Why Do People Prefer to Date Online Rather than Face to Face
One of the reasons online dating is so popular is that, depending on the website or application you use, daters can gather information in advance about the suitability and attractiveness of potential partners. On the other hand, many people find dating challenging because they feel they can't trust the information in their profile. The experience of feeling misled, used and disappointed is a setback.
According to their profile, we like and want a lot of the same things, working in similar fields and having a similar sense of humor. However, they were too scary for me. How could I be so wrong?He describes himself as a religious, hard-working, family-loving vegetarian. After I refused to sleep with him on my second date, why did he ignore me?
The Internet has created a shift in who knows what and our ability to collect trusted information. We used to worry about selling lemons in the car. While this can still happen in some cases, in general, we can collect a lot of information, which makes it more difficult for salespeople to understand.
As economist George Akerlof showed in his research on how the used car market works, there is no longer an asymmetry of information available. Today, we can study most things and sometimes know more than the seller. And there are a lot of laws, guarantees, guarantees and threats of poor ratings or reviews. That doesn't mean we're fully aware of the situation, but we're certainly more armed.
Still, we still don't know much about our compatibility with someone other than our previous Internet. We like to think we're doing this because of the photos, the information we collect, and the chat before the party, but we're not. It was always possible to have "amazing" dates from them never to hear again. A warning for those who are only out of one thing. Some people have been good at talking about their bottoms and haven't been spotted for a while.
Many daters, past and present, fall into the trap of believing that information obtained through dating sites protects them from problems. It feels like we're interacting with people in real life before we get to know them a little more. We believe that our attraction to a particular situation or our isolation from a particular trait and lifestyle signal seem to be indicators of commitment, which will keep us from spending time with someone who isn't a good fit.
Of course, if someone is acting dark before we meet, or we feel their profile is turned off, then we don't have to interact in real life. But once we decide to engage with someone and possibly engage with them, we step into the great unknown associated with knowing someone.
When we date online, they do not provide a service history or log. There were no benchmark results for their honesty, integrity, and emotional availability ratings.They may be everything they put down, and they may not. Each side holds and refines their information. Each of us is the thinker of our thoughts, the feeler of our emotions, the support of our needs, desires and expectations. But it's all relative because it depends on self-awareness, self-awareness, our availability, and integrity.
Sometimes we don't know what information we hold when date online. Sometimes we ignore information because we don't know if it's important or because we prioritize other things. Sometimes, whether we admit it or not, we're spinning this information.

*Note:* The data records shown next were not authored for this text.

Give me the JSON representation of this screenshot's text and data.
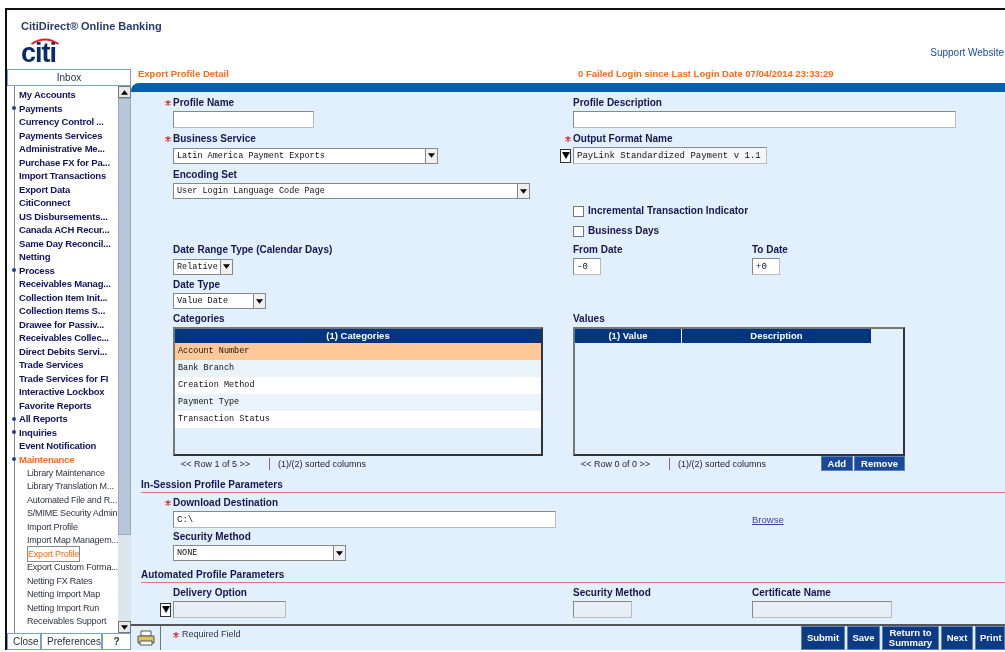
{
  "app": {
    "title": "CitiDirect® Online Banking",
    "logo": "citi",
    "support_link": "Support Website"
  },
  "sidebar": {
    "tab": "Inbox",
    "items": [
      {
        "label": "My Accounts",
        "expandable": false,
        "expanded": false
      },
      {
        "label": "Payments",
        "expandable": true,
        "expanded": false
      },
      {
        "label": "Currency Control ...",
        "expandable": false,
        "expanded": false
      },
      {
        "label": "Payments Services",
        "expandable": false,
        "expanded": false
      },
      {
        "label": "Administrative Me...",
        "expandable": false,
        "expanded": false
      },
      {
        "label": "Purchase FX for Pa...",
        "expandable": false,
        "expanded": false
      },
      {
        "label": "Import Transactions",
        "expandable": false,
        "expanded": false
      },
      {
        "label": "Export Data",
        "expandable": false,
        "expanded": false
      },
      {
        "label": "CitiConnect",
        "expandable": false,
        "expanded": false
      },
      {
        "label": "US Disbursements...",
        "expandable": false,
        "expanded": false
      },
      {
        "label": "Canada ACH Recur...",
        "expandable": false,
        "expanded": false
      },
      {
        "label": "Same Day Reconcil...",
        "expandable": false,
        "expanded": false
      },
      {
        "label": "Netting",
        "expandable": false,
        "expanded": false
      },
      {
        "label": "Process",
        "expandable": true,
        "expanded": false
      },
      {
        "label": "Receivables Manag...",
        "expandable": false,
        "expanded": false
      },
      {
        "label": "Collection Item Init...",
        "expandable": false,
        "expanded": false
      },
      {
        "label": "Collection Items S...",
        "expandable": false,
        "expanded": false
      },
      {
        "label": "Drawee for Passiv...",
        "expandable": false,
        "expanded": false
      },
      {
        "label": "Receivables Collec...",
        "expandable": false,
        "expanded": false
      },
      {
        "label": "Direct Debits Servi...",
        "expandable": false,
        "expanded": false
      },
      {
        "label": "Trade Services",
        "expandable": false,
        "expanded": false
      },
      {
        "label": "Trade Services for FI",
        "expandable": false,
        "expanded": false
      },
      {
        "label": "Interactive Lockbox",
        "expandable": false,
        "expanded": false
      },
      {
        "label": "Favorite Reports",
        "expandable": false,
        "expanded": false
      },
      {
        "label": "All Reports",
        "expandable": true,
        "expanded": false
      },
      {
        "label": "Inquiries",
        "expandable": true,
        "expanded": false
      },
      {
        "label": "Event Notification",
        "expandable": false,
        "expanded": false
      },
      {
        "label": "Maintenance",
        "expandable": true,
        "expanded": true,
        "children": [
          {
            "label": "Library Maintenance",
            "selected": false
          },
          {
            "label": "Library Translation M...",
            "selected": false
          },
          {
            "label": "Automated File and R...",
            "selected": false
          },
          {
            "label": "S/MIME Security Admin",
            "selected": false
          },
          {
            "label": "Import Profile",
            "selected": false
          },
          {
            "label": "Import Map Managem...",
            "selected": false
          },
          {
            "label": "Export Profile",
            "selected": true
          },
          {
            "label": "Export Custom Forma...",
            "selected": false
          },
          {
            "label": "Netting FX Rates",
            "selected": false
          },
          {
            "label": "Netting Import Map",
            "selected": false
          },
          {
            "label": "Netting Import Run",
            "selected": false
          },
          {
            "label": "Receivables Support",
            "selected": false
          }
        ]
      }
    ],
    "buttons": [
      "Close",
      "Preferences",
      "?"
    ]
  },
  "page_title": "Export Profile Detail",
  "login_info": "0  Failed Login since  Last Login Date  07/04/2014 23:33:29",
  "form": {
    "profile_name": {
      "label": "Profile Name",
      "required": true
    },
    "profile_description": {
      "label": "Profile Description"
    },
    "business_service": {
      "label": "Business Service",
      "required": true,
      "value": "Latin America Payment Exports"
    },
    "output_format_name": {
      "label": "Output Format Name",
      "required": true,
      "value": "PayLink Standardized Payment v 1.1"
    },
    "encoding_set": {
      "label": "Encoding Set",
      "value": "User Login Language Code Page"
    },
    "incremental_transaction_indicator": {
      "label": "Incremental Transaction Indicator",
      "checked": false
    },
    "business_days": {
      "label": "Business Days",
      "checked": false
    },
    "date_range_type": {
      "label": "Date Range Type (Calendar Days)",
      "value": "Relative"
    },
    "from_date": {
      "label": "From Date",
      "value": "-0"
    },
    "to_date": {
      "label": "To Date",
      "value": "+0"
    },
    "date_type": {
      "label": "Date Type",
      "value": "Value Date"
    },
    "categories": {
      "label": "Categories",
      "column": "(1) Categories",
      "rows": [
        {
          "text": "Account Number",
          "selected": true
        },
        {
          "text": "Bank Branch",
          "selected": false
        },
        {
          "text": "Creation Method",
          "selected": false
        },
        {
          "text": "Payment Type",
          "selected": false
        },
        {
          "text": "Transaction Status",
          "selected": false
        }
      ],
      "pager": "<< Row 1 of 5 >>",
      "sort_info": "(1)/(2) sorted columns"
    },
    "values": {
      "label": "Values",
      "columns": [
        "(1) Value",
        "Description"
      ],
      "pager": "<< Row 0 of 0 >>",
      "sort_info": "(1)/(2) sorted columns",
      "buttons": [
        "Add",
        "Remove"
      ]
    }
  },
  "in_session": {
    "heading": "In-Session Profile Parameters",
    "download_destination": {
      "label": "Download Destination",
      "required": true,
      "value": "C:\\"
    },
    "browse_link": "Browse",
    "security_method": {
      "label": "Security Method",
      "value": "NONE"
    }
  },
  "automated": {
    "heading": "Automated Profile Parameters",
    "delivery_option": {
      "label": "Delivery Option"
    },
    "security_method": {
      "label": "Security Method"
    },
    "certificate_name": {
      "label": "Certificate Name"
    }
  },
  "footer": {
    "required_note": "Required Field",
    "buttons": [
      "Submit",
      "Save",
      "Return to Summary",
      "Next",
      "Print"
    ]
  }
}
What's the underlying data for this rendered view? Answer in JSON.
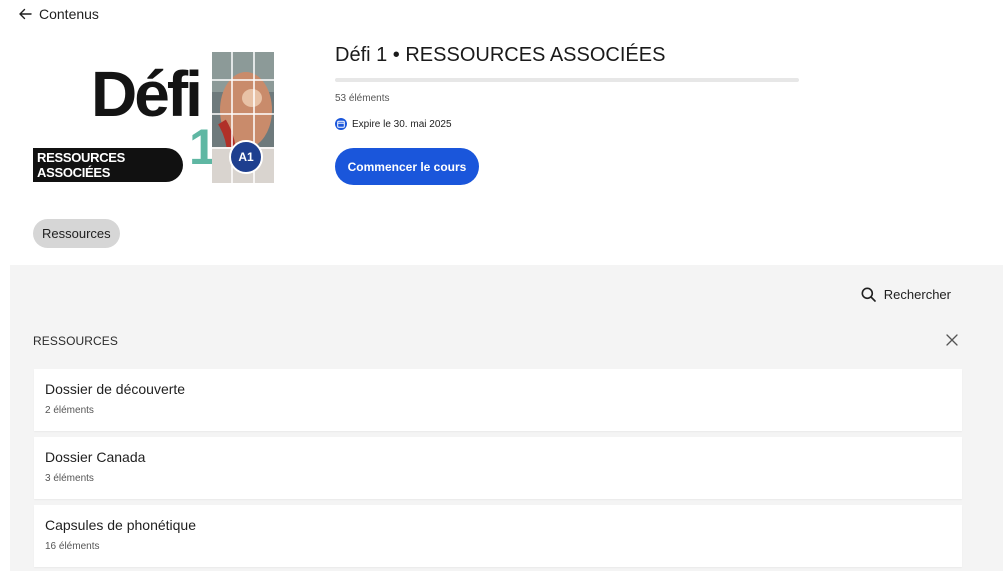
{
  "nav": {
    "back_label": "Contenus"
  },
  "cover": {
    "logo_word": "Défi",
    "logo_number": "1",
    "ribbon_text": "RESSOURCES ASSOCIÉES",
    "level_badge": "A1"
  },
  "course": {
    "title": "Défi 1 • RESSOURCES ASSOCIÉES",
    "progress_fraction": 0.0,
    "element_count": "53 éléments",
    "expiry": "Expire le 30. mai 2025",
    "start_label": "Commencer le cours"
  },
  "filter": {
    "chip_label": "Ressources"
  },
  "panel": {
    "search_label": "Rechercher",
    "section_title": "RESSOURCES",
    "items": [
      {
        "name": "Dossier de découverte",
        "count": "2 éléments"
      },
      {
        "name": "Dossier Canada",
        "count": "3 éléments"
      },
      {
        "name": "Capsules de phonétique",
        "count": "16 éléments"
      }
    ]
  },
  "colors": {
    "accent": "#1a56db",
    "panel_bg": "#f4f4f4",
    "chip_bg": "#d6d6d6",
    "logo_teal": "#5fb7a3",
    "badge_blue": "#1e3f8f"
  }
}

We are not always aware of our intentions, motives, fears, and prejudices. We may be very honest, but that doesn't mean the other side is. We may be super aware of our intentions and values, but others may not. Someone can share a lot about themselves, and we still have to know them based on their experience with him or her. Neither dating sites nor apps can solve the problem.
If they differ from our expectations or how they portray themselves, it's not that they have changed; We have to understand them. If we look at dating as a phase of discovery, then theoretically because each party should know each other, there is no such imbalance. Information asymmetry. Of course, this is not the case in practice, for the following reasons:
Not everyone approaches a date in a confident, honest or authentic place. For example, many daters see a date as an audition for a starring role in someone else's life. "Choose me! The problem? It affects the information they collect and convey.
Regardless of our intentions or knowledge, sometimes the other party has far more material knowledge than we do. If they knew they were going to cut and run at X point, or if their former partners had encountered the same problems as them, and they claimed that those problems were in our imagination, we were not the party to this hidden message.
When trusting what we find through online dating, the answer is to avoid extremes. There's no need to continue as if everyone is dark, but neither do we need to be naive. Being disappointed in the wrong relationship is part of growing happily in the right relationship. We can't avoid disappointment because it's part of the journey to get close to the right relationship.
However, we can stop letting ourselves down by not treating online dating as a comparative market! What we look for or reveal on dating sites is not necessarily what we need in terms of compatibility. We must expect due diligence rather than treating the dating profile as a fact-based relationship credit score. The discovery phase of dating means seeing it as someone we have to know personally and may or may not meet expectations.
Adulthood is about forgetting all the unproductive and harmful lessons we learned in childhood. We all assume what we need, how relationships work and what love needs. In order to find the right partners and enjoy mutually satisfying relationships, we must correct any misunderstandings represented by our assumptions.
When we wait for the other shoe to fall off or we know that we're ignoring information but going on anyway, there's always an imbalance. We cannot deny, rationalize, minimize, assume and forgive, and expect confidence and trust. You may wonder, how do we achieve symmetry of available information in our relationships?
Through trust and vulnerability. We have to be happy to know what we've done, not just what we assumed. We always find out more about the people we like and care about. Mutual trust occurs when parties keep emerging over time. It's not something we get from dating profiles or a few dates.